Two primary motifs are found on pottery vessels from the Valley of Oaxaca: the forces of earth and sky, symbolically represented by earthquakes or lightning, respectively. Small villages tended to have pottery vessels with lightning, or sky, motifs. Tierras Largas had pottery that favored earthquake, or earth, motifs. And San José Mogote had a mixture of both.
Crop productivity may have seen an increase at San José Mogote due to the initiation of two simple irrigation techniques: Pot irrigation and Irrigation ditches. Pot irrigation involved digging many shallow wells in order to accumulate water, and then scooping up that water to use on surrounding plants. Irrigation ditches were small-scale systems used to tap into streams in order to allow water to flow over the plants.
A flat, carved stone, designated Monument 3, was placed as a doorstep to the ceremonial structure (Price and Feinman 2005, p. 321). The carving is of a naked man with "a puffy, slitted eye, lips drawn back in a grimace, overall posture of vulnerability . . . rounded elements on the chest and abdomen suggesting the guts after disembowlment." Glyphs depict drops of blood and a possible calendar day-name "1 Earthquake." These are the earliest Zapotec glyphs known to exist. While personal bloodletting was suggested by the stingray spines and similar objects made of obsidian or jade, the figure depicted on Monument 3 shows sacrifice of a victim, probably a captive, on a societal level. In a later time period, monuments carved with similar figures, called danzantes (dancers), were present at Monte Albán.
Later the public structures on Mound 1 were rebuilt as a residence for a high-ranking family.
By 500 BCE, with the emergence of Monte Albán as the area's main city, San José Mogote's 1000 years of dominance ended, and it was relegated to the status of a lesser community that fell under Monte Albán's control.
Some of the artifacts from the San José Mogote archaeological site may be viewed in the town of San José Mogote’s Community Museum, which is located in the El Cacique Hacienda.
- See Evans (2004, p. 122); also University of Michigan Museum of Anthropology (n.d.)
- Quotation from University of Michigan Museum of Anthropology (n.d.). See also Price and Feinman (2005, p. 320).
- Quotation is from Evans (2004, p.188).
- Price and Feinman (2005, p. 322).
- DeLange, G. and A. (n.d.). "San José de Mogote Archaeological Ruins, Oaxaca, Mexico: Travel and Tour Photos and Pictures". Retrieved 2005-11-19.
- Evans, Susan T. (2004). Ancient Mexico and Central America: Archaeology and Culture History. London: Thames and Hudson. ISBN 0-500-28440-7., p. 122.
- Price, T. Douglas; Gary M. Feinman (2005). Images of the Past (Fourth ed.). New York: McGraw-Hill.
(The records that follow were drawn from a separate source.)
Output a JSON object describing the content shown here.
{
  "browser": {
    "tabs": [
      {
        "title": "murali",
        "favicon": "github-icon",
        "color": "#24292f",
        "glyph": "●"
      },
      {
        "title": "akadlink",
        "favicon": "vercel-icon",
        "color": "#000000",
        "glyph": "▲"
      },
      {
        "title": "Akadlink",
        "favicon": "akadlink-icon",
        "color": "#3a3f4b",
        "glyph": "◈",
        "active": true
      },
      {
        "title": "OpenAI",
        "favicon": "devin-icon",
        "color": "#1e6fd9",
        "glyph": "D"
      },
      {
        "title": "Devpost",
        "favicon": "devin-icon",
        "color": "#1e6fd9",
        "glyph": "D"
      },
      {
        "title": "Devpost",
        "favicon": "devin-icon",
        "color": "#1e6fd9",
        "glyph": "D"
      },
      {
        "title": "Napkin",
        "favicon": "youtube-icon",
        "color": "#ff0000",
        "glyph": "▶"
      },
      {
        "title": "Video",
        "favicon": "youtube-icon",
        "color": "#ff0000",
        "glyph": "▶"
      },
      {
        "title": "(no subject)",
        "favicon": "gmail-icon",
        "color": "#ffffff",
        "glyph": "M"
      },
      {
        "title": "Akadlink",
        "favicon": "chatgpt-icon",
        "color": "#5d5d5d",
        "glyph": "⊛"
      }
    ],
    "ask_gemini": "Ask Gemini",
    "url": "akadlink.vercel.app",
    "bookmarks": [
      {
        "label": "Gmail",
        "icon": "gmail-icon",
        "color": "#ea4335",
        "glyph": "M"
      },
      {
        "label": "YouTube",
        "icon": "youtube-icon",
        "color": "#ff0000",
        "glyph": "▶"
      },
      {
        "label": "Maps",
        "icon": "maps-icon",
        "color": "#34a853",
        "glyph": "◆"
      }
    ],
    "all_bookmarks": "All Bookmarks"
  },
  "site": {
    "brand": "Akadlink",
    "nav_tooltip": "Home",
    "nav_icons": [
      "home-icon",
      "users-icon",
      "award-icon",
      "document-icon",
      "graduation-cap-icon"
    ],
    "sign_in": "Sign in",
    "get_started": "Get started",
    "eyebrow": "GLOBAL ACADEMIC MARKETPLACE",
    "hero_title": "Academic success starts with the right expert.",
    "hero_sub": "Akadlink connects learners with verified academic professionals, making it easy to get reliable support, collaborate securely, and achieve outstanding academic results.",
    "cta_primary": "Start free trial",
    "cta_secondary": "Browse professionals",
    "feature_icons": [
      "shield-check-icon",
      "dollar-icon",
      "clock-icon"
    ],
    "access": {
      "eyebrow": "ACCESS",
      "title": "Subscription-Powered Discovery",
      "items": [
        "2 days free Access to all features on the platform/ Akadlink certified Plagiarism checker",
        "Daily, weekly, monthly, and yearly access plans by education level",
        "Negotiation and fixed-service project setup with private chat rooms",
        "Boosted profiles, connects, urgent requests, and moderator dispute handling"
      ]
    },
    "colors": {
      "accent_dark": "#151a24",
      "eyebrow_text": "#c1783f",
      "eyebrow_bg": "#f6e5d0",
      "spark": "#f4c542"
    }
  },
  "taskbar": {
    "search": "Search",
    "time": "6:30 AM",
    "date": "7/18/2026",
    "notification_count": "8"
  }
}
ISBN 0-07-286311-0.
- University of Michigan Museum of Anthropology (n.d.). "Current Research (Kent V. Flannery)". Retrieved 2005-11-18.
- Marcus, Joyce; Kent V. Flannery (1996). Zapotec Civilization: How Urban Society Evolved in Mexico's Oaxaca Valley. London: Thames and Hudson. ISBN 0-500-05078-3.
- San Jose Mogote pictures, George and Audrey DeLange